» EXERCISE BRIEF: Retype each record below word for word, pictures excluded.

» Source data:

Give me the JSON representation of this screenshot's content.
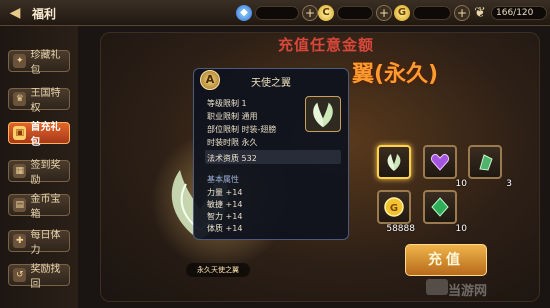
{
  "header": {
    "title": "福利",
    "stamina": "166/120"
  },
  "sidebar": {
    "items": [
      {
        "label": "珍藏礼包"
      },
      {
        "label": "王国特权"
      },
      {
        "label": "首充礼包"
      },
      {
        "label": "签到奖励"
      },
      {
        "label": "金币宝箱"
      },
      {
        "label": "每日体力"
      },
      {
        "label": "奖励找回"
      }
    ]
  },
  "main": {
    "headline_top": "充值任意金额",
    "headline_main": "翼(永久)",
    "wing_label": "永久天使之翼",
    "recharge_label": "充值"
  },
  "rewards": [
    {
      "name": "wing",
      "count": ""
    },
    {
      "name": "heart-gem",
      "count": "10"
    },
    {
      "name": "green-crystal",
      "count": "3"
    },
    {
      "name": "gold-coin",
      "count": "58888"
    },
    {
      "name": "emerald",
      "count": "10"
    }
  ],
  "tooltip": {
    "badge": "A",
    "title": "天使之翼",
    "rows": [
      {
        "label": "等级限制",
        "value": "1"
      },
      {
        "label": "职业限制",
        "value": "通用"
      },
      {
        "label": "部位限制",
        "value": "时装-翅膀"
      },
      {
        "label": "时装时限",
        "value": "永久"
      },
      {
        "label": "法术资质",
        "value": "532"
      }
    ],
    "section_title": "基本属性",
    "stats": [
      {
        "label": "力量",
        "value": "+14"
      },
      {
        "label": "敏捷",
        "value": "+14"
      },
      {
        "label": "智力",
        "value": "+14"
      },
      {
        "label": "体质",
        "value": "+14"
      }
    ]
  },
  "watermark": "当游网",
  "colors": {
    "accent": "#ff9b2e",
    "active_tab": "#e2662a",
    "headline_red": "#d9473b"
  }
}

» RESULT OF THE TASK:
Give me the JSON representation of this screenshot's content.
{
  "header": {
    "title": "福利",
    "stamina": "166/120"
  },
  "sidebar": {
    "items": [
      {
        "label": "珍藏礼包"
      },
      {
        "label": "王国特权"
      },
      {
        "label": "首充礼包"
      },
      {
        "label": "签到奖励"
      },
      {
        "label": "金币宝箱"
      },
      {
        "label": "每日体力"
      },
      {
        "label": "奖励找回"
      }
    ]
  },
  "main": {
    "headline_top": "充值任意金额",
    "headline_main": "翼(永久)",
    "wing_label": "永久天使之翼",
    "recharge_label": "充值"
  },
  "rewards": [
    {
      "name": "wing",
      "count": ""
    },
    {
      "name": "heart-gem",
      "count": "10"
    },
    {
      "name": "green-crystal",
      "count": "3"
    },
    {
      "name": "gold-coin",
      "count": "58888"
    },
    {
      "name": "emerald",
      "count": "10"
    }
  ],
  "tooltip": {
    "badge": "A",
    "title": "天使之翼",
    "rows": [
      {
        "label": "等级限制",
        "value": "1"
      },
      {
        "label": "职业限制",
        "value": "通用"
      },
      {
        "label": "部位限制",
        "value": "时装-翅膀"
      },
      {
        "label": "时装时限",
        "value": "永久"
      },
      {
        "label": "法术资质",
        "value": "532"
      }
    ],
    "section_title": "基本属性",
    "stats": [
      {
        "label": "力量",
        "value": "+14"
      },
      {
        "label": "敏捷",
        "value": "+14"
      },
      {
        "label": "智力",
        "value": "+14"
      },
      {
        "label": "体质",
        "value": "+14"
      }
    ]
  },
  "watermark": "当游网",
  "colors": {
    "accent": "#ff9b2e",
    "active_tab": "#e2662a",
    "headline_red": "#d9473b"
  }
}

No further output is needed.